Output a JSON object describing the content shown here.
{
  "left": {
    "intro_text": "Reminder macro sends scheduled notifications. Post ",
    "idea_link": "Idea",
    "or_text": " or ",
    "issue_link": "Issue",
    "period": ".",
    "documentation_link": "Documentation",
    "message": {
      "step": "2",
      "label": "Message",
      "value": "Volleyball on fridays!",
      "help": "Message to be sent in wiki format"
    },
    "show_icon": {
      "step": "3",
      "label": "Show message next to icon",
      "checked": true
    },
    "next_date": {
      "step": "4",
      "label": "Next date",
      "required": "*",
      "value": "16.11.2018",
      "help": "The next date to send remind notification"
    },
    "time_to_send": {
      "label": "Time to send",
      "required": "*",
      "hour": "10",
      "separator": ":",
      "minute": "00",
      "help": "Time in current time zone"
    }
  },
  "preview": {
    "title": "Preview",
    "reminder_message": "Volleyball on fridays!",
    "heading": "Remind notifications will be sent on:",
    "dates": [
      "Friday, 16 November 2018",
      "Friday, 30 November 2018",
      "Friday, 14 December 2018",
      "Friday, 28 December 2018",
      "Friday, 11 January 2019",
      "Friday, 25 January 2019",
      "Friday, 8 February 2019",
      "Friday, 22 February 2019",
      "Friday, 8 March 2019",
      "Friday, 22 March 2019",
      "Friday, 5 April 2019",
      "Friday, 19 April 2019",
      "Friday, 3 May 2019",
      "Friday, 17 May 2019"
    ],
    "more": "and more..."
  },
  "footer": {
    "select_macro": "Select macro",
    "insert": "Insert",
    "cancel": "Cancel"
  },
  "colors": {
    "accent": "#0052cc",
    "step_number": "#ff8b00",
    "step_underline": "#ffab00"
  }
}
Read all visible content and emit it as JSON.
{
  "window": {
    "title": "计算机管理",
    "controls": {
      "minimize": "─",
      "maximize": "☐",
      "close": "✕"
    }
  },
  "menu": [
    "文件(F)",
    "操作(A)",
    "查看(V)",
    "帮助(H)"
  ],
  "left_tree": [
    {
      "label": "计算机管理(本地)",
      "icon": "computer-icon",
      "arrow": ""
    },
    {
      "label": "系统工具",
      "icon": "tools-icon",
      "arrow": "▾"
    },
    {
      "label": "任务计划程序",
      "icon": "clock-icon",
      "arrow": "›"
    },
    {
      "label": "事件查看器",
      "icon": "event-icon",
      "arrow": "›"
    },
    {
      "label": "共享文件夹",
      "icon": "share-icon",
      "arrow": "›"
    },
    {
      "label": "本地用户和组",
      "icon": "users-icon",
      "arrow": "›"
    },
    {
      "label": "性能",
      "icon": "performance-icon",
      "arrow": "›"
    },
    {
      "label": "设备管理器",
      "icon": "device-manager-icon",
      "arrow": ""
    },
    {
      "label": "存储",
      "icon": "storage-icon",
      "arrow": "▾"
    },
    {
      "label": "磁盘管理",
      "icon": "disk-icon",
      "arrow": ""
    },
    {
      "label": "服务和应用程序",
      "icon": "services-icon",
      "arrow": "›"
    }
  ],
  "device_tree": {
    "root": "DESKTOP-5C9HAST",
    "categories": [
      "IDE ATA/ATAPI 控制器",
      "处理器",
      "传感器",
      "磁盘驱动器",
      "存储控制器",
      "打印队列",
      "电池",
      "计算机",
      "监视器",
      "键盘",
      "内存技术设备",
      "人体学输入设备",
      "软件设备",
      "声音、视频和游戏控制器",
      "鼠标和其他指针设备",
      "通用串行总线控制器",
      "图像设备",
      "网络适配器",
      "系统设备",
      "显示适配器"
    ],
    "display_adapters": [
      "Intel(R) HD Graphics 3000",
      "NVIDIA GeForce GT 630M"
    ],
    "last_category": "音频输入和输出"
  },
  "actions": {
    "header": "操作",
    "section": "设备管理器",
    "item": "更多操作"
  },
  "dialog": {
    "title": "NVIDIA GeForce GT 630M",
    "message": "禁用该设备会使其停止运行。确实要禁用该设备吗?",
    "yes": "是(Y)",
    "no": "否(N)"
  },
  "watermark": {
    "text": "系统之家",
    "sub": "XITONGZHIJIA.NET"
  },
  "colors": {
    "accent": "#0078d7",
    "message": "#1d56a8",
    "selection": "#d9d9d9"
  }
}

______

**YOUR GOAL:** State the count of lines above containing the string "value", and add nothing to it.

**SOLUTION:** 2